▸ Given records:

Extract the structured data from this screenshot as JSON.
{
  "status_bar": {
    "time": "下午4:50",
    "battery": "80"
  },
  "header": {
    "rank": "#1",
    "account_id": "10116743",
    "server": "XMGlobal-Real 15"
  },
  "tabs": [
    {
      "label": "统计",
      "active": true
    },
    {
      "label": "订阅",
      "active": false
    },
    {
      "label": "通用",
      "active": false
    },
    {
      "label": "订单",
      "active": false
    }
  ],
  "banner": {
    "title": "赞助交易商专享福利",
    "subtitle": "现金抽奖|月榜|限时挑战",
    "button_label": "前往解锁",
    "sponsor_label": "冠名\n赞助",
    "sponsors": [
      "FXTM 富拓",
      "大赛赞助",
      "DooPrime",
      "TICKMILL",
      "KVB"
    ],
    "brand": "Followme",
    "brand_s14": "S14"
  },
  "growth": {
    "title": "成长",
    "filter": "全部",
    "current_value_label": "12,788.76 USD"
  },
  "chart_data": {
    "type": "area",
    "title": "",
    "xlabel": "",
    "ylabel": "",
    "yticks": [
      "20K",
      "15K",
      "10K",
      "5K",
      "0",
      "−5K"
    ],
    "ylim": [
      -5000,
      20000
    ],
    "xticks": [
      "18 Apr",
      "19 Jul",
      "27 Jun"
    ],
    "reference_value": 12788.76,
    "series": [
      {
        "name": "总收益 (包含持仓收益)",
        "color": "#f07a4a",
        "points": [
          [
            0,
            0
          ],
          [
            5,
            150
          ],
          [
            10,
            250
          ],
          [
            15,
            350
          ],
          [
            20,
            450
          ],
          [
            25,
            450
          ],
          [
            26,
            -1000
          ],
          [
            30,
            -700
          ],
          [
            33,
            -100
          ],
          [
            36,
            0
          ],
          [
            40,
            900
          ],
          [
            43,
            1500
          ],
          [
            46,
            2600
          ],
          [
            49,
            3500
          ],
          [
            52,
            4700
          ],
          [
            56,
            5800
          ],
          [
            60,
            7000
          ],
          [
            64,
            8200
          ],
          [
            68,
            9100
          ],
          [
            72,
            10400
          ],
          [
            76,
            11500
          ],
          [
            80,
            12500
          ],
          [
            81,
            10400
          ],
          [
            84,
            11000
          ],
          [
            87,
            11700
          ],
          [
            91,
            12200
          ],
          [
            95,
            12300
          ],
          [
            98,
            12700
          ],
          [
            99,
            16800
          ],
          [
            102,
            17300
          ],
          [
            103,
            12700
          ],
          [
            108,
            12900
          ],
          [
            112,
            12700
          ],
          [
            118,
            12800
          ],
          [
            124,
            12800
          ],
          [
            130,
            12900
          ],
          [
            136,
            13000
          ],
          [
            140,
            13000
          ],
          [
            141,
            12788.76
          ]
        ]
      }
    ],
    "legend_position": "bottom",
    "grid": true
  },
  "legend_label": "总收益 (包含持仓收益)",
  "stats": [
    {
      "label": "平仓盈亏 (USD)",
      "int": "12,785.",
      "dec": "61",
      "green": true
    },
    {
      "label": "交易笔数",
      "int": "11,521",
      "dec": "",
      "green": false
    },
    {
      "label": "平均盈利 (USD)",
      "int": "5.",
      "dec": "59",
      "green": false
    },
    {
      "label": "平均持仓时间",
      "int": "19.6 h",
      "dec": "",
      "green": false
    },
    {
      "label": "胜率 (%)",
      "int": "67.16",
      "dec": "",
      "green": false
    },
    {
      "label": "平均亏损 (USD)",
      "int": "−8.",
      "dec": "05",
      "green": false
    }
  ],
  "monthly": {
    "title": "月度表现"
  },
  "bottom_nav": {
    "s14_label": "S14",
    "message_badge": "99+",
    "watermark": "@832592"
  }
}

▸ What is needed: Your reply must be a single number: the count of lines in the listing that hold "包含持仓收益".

▸ Exercise output: 2